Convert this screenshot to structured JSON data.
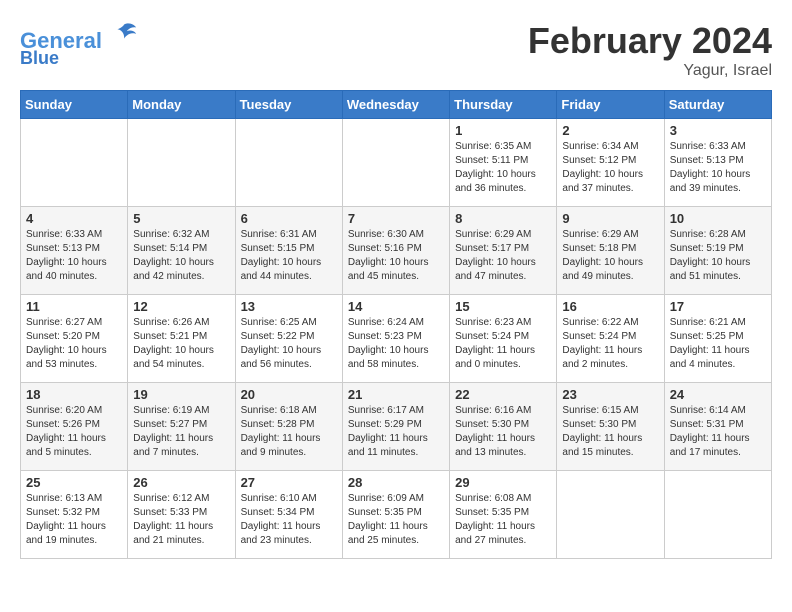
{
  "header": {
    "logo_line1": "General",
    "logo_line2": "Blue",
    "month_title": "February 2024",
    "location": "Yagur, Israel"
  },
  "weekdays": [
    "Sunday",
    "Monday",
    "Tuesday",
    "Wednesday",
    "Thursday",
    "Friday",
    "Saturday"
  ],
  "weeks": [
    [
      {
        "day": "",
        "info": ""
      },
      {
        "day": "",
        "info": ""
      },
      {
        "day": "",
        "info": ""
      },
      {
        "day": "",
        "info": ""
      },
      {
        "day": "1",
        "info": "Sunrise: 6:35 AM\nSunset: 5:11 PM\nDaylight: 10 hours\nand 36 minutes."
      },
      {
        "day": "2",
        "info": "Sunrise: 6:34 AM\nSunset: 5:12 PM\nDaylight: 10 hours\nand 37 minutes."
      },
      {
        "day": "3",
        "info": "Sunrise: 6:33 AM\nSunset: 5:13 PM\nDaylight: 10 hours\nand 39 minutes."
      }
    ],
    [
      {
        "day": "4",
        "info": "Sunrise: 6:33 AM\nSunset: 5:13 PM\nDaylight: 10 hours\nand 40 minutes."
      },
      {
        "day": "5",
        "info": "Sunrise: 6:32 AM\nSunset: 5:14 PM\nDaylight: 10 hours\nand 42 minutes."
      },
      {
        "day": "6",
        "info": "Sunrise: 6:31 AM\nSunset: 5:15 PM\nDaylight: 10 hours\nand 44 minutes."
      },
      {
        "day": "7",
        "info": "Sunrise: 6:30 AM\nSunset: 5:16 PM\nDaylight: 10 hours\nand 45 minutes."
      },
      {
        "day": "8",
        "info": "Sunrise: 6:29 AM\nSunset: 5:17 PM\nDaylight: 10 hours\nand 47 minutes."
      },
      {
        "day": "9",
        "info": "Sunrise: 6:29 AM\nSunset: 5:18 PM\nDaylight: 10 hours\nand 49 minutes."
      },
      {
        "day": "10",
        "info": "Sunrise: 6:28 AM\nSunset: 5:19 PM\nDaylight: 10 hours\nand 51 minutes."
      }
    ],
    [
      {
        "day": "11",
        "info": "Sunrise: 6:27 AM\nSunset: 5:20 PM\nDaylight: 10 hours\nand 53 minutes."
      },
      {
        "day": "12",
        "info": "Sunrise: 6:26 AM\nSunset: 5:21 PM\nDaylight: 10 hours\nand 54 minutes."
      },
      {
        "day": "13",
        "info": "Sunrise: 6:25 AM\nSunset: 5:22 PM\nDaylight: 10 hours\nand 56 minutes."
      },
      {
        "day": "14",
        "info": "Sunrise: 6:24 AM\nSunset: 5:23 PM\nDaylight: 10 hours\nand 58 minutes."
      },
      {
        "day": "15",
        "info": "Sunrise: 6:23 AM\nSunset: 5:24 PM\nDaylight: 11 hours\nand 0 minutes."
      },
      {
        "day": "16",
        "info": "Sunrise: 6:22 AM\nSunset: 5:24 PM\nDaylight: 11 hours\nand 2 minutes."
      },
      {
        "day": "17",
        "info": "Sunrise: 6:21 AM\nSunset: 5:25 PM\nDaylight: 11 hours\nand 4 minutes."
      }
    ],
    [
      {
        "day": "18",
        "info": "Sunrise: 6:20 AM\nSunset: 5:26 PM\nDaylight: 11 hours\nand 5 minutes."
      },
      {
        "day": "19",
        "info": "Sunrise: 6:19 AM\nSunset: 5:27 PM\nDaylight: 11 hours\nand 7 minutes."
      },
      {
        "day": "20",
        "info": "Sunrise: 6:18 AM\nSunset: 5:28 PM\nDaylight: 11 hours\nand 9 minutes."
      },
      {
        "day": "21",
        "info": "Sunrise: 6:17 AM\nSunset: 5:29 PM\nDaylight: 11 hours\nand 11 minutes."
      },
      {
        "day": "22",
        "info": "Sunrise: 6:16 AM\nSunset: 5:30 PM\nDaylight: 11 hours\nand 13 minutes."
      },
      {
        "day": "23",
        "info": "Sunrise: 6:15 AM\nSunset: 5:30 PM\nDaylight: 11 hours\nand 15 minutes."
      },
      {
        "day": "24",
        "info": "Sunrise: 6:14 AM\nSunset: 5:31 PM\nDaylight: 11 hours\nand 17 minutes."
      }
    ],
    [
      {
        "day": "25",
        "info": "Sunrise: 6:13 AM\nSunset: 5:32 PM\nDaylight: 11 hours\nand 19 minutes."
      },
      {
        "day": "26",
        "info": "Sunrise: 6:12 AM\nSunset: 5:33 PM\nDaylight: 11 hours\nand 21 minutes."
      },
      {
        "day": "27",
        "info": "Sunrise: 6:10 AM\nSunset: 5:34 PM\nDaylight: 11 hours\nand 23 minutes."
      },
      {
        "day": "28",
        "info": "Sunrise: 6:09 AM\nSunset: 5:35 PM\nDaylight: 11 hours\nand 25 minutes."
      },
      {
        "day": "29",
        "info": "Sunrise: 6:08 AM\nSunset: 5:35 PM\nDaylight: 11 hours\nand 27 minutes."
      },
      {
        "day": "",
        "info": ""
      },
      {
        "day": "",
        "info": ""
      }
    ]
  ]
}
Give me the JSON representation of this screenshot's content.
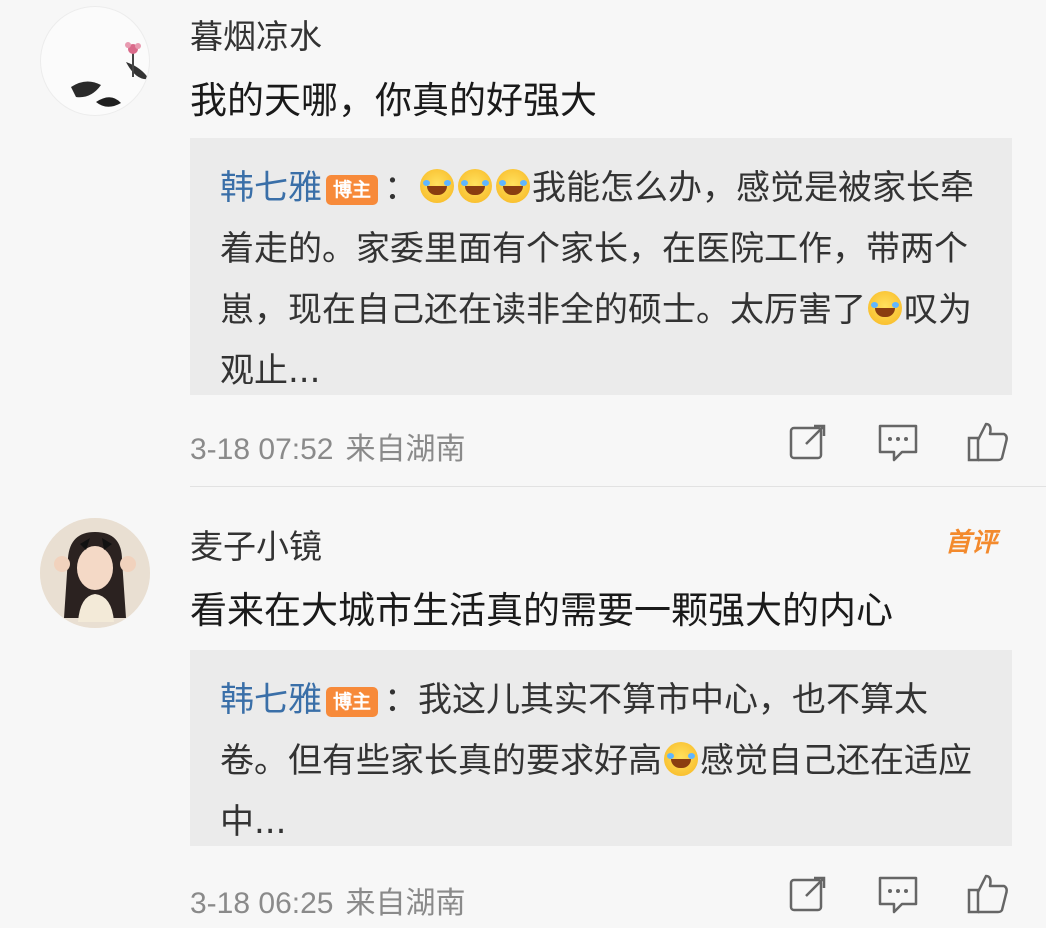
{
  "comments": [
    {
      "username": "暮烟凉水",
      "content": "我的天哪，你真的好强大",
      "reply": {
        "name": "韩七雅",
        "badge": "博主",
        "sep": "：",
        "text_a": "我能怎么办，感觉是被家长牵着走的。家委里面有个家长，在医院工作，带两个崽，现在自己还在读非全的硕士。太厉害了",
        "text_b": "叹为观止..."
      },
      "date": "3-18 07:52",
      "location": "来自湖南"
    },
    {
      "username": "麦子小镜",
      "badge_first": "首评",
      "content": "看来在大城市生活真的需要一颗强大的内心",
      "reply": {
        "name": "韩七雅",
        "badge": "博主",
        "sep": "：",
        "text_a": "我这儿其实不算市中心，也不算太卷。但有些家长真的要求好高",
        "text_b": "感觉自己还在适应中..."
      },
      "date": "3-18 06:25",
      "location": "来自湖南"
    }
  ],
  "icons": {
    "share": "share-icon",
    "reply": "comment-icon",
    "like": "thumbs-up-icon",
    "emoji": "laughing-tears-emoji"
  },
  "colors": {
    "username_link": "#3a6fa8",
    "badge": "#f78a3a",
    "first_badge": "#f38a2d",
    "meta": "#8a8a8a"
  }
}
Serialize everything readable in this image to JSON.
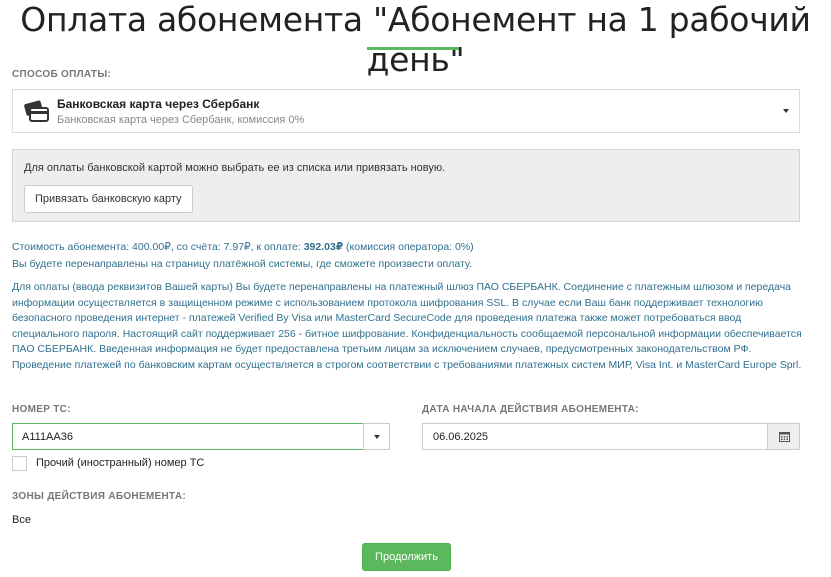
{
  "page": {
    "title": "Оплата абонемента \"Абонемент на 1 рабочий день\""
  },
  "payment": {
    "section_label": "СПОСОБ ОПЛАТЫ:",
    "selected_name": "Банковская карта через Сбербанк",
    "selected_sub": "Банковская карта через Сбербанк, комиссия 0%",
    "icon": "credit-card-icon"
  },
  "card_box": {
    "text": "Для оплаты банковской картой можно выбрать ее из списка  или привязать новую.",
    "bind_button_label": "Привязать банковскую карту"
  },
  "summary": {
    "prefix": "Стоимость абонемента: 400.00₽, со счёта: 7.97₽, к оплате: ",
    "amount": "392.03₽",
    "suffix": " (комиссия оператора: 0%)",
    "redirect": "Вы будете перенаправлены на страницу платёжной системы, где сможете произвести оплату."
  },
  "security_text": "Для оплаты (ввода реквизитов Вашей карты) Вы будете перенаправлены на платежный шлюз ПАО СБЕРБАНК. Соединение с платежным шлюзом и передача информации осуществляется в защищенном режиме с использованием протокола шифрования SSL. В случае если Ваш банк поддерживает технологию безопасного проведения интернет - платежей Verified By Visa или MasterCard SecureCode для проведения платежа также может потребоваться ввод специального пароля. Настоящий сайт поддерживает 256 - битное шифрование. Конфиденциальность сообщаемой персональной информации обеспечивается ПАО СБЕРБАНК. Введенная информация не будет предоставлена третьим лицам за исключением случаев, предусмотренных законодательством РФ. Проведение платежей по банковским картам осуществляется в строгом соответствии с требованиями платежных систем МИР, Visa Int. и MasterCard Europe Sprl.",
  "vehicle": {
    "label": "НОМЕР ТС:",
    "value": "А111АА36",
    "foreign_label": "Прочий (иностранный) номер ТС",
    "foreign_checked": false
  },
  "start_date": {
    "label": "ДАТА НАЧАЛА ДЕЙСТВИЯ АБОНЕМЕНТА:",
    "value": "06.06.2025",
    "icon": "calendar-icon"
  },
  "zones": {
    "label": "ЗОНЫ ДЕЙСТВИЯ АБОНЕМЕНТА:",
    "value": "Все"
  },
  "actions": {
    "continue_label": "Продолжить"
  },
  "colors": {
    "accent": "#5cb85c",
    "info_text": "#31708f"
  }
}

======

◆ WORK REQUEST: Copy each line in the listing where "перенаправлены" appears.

◆ EXPECTED ANSWER:
    "redirect": "Вы будете перенаправлены на страницу платёжной системы, где сможете произвести оплату."
  "security_text": "Для оплаты (ввода реквизитов Вашей карты) Вы будете перенаправлены на платежный шлюз ПАО СБЕРБАНК. Соединение с платежным шлюзом и передача информации осуществляется в защищенном режиме с использованием протокола шифрования SSL. В случае если Ваш банк поддерживает технологию безопасного проведения интернет - платежей Verified By Visa или MasterCard SecureCode для проведения платежа также может потребоваться ввод специального пароля. Настоящий сайт поддерживает 256 - битное шифрование. Конфиденциальность сообщаемой персональной информации обеспечивается ПАО СБЕРБАНК. Введенная информация не будет предоставлена третьим лицам за исключением случаев, предусмотренных законодательством РФ. Проведение платежей по банковским картам осуществляется в строгом соответствии с требованиями платежных систем МИР, Visa Int. и MasterCard Europe Sprl.",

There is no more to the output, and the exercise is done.